Instructions to follow:
Go through the data and tally the lines that include "title". The reply is that number alone.

○ ○ ○ ○ ○

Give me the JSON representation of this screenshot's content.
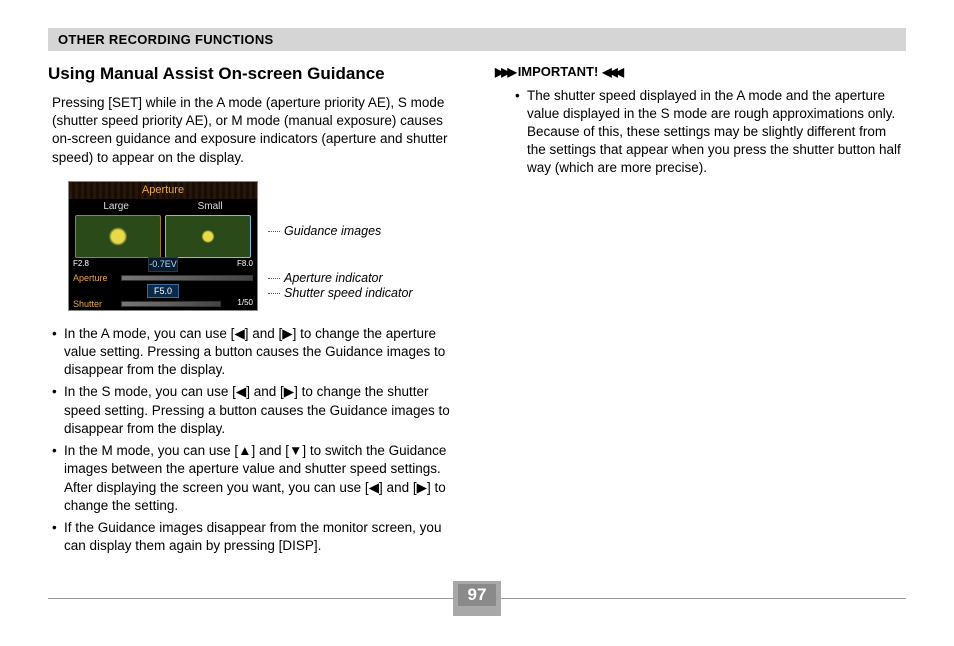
{
  "header": "OTHER RECORDING FUNCTIONS",
  "left": {
    "title": "Using Manual Assist On-screen Guidance",
    "intro": "Pressing [SET] while in the A mode (aperture priority AE), S mode (shutter speed priority AE), or M mode (manual exposure) causes on-screen guidance and exposure indicators (aperture and shutter speed) to appear on the display.",
    "callouts": {
      "guidance": "Guidance images",
      "aperture": "Aperture indicator",
      "shutter": "Shutter speed indicator"
    },
    "bullets": [
      "In the A mode, you can use [◀] and [▶] to change the aperture value setting. Pressing a button causes the Guidance images to disappear from the display.",
      "In the S mode, you can use [◀] and [▶] to change the shutter speed setting. Pressing a button causes the Guidance images to disappear from the display.",
      "In the M mode, you can use [▲] and [▼] to switch the Guidance images between the aperture value and shutter speed settings. After displaying the screen you want, you can use [◀] and [▶] to change the setting.",
      "If the Guidance images disappear from the monitor screen, you can display them again by pressing [DISP]."
    ]
  },
  "lcd": {
    "title": "Aperture",
    "large": "Large",
    "small": "Small",
    "ev_disp": "-0.7EV",
    "aperture_label": "Aperture",
    "aperture_value": "F5.0",
    "shutter_label": "Shutter",
    "shutter_value": "1/50",
    "left_f": "F2.8",
    "right_f": "F8.0"
  },
  "right": {
    "important": "IMPORTANT!",
    "items": [
      "The shutter speed displayed in the A mode and the aperture value displayed in the S mode are rough approximations only. Because of this, these settings may be slightly different from the settings that appear when you press the shutter button half way (which are more precise)."
    ]
  },
  "page": "97"
}
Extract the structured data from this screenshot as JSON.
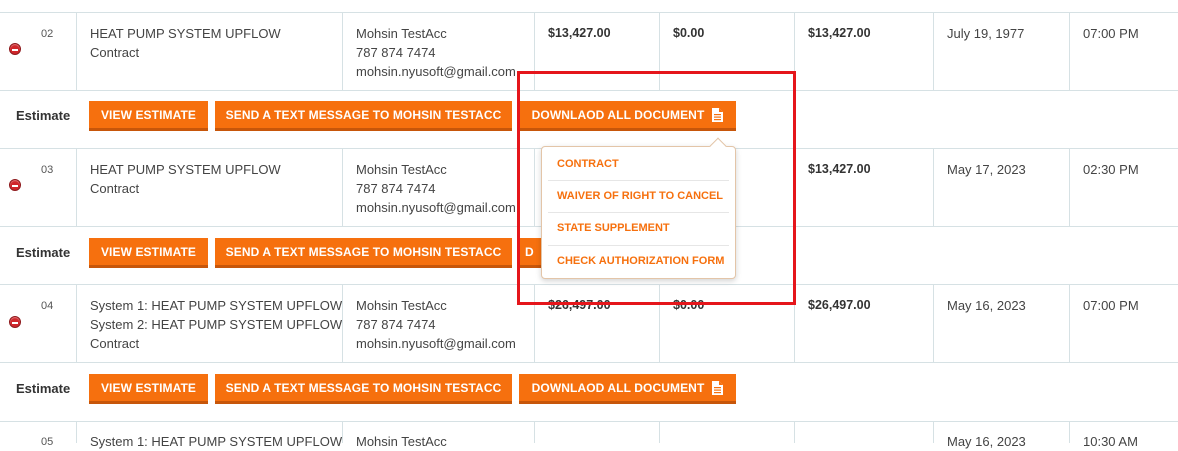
{
  "rows": [
    {
      "num": "02",
      "system_lines": [
        "HEAT PUMP SYSTEM UPFLOW",
        "Contract"
      ],
      "customer": {
        "name": "Mohsin TestAcc",
        "phone": "787 874 7474",
        "email": "mohsin.nyusoft@gmail.com"
      },
      "amount": "$13,427.00",
      "paid": "$0.00",
      "total": "$13,427.00",
      "date": "July 19, 1977",
      "time": "07:00 PM"
    },
    {
      "num": "03",
      "system_lines": [
        "HEAT PUMP SYSTEM UPFLOW",
        "Contract"
      ],
      "customer": {
        "name": "Mohsin TestAcc",
        "phone": "787 874 7474",
        "email": "mohsin.nyusoft@gmail.com"
      },
      "total": "$13,427.00",
      "date": "May 17, 2023",
      "time": "02:30 PM"
    },
    {
      "num": "04",
      "system_lines": [
        "System 1: HEAT PUMP SYSTEM UPFLOW",
        "System 2: HEAT PUMP SYSTEM UPFLOW",
        "Contract"
      ],
      "customer": {
        "name": "Mohsin TestAcc",
        "phone": "787 874 7474",
        "email": "mohsin.nyusoft@gmail.com"
      },
      "amount": "$26,497.00",
      "paid": "$0.00",
      "total": "$26,497.00",
      "date": "May 16, 2023",
      "time": "07:00 PM"
    },
    {
      "num": "05",
      "system_lines": [
        "System 1: HEAT PUMP SYSTEM UPFLOW"
      ],
      "customer": {
        "name": "Mohsin TestAcc"
      },
      "date": "May 16, 2023",
      "time": "10:30 AM"
    }
  ],
  "estimate_bar": {
    "label": "Estimate",
    "view_estimate": "VIEW ESTIMATE",
    "send_text": "SEND A TEXT MESSAGE TO MOHSIN TESTACC",
    "download_all": "DOWNLAOD ALL DOCUMENT",
    "download_partial": "D"
  },
  "dropdown": {
    "items": [
      "CONTRACT",
      "WAIVER OF RIGHT TO CANCEL",
      "STATE SUPPLEMENT",
      "CHECK AUTHORIZATION FORM"
    ]
  },
  "colors": {
    "accent": "#f6700e",
    "highlight": "#e5161b",
    "remove": "#d0262b",
    "grid": "#d6e1e4"
  },
  "icons": {
    "remove": "minus-circle-icon",
    "document": "document-icon"
  }
}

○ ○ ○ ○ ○

Answer space:
2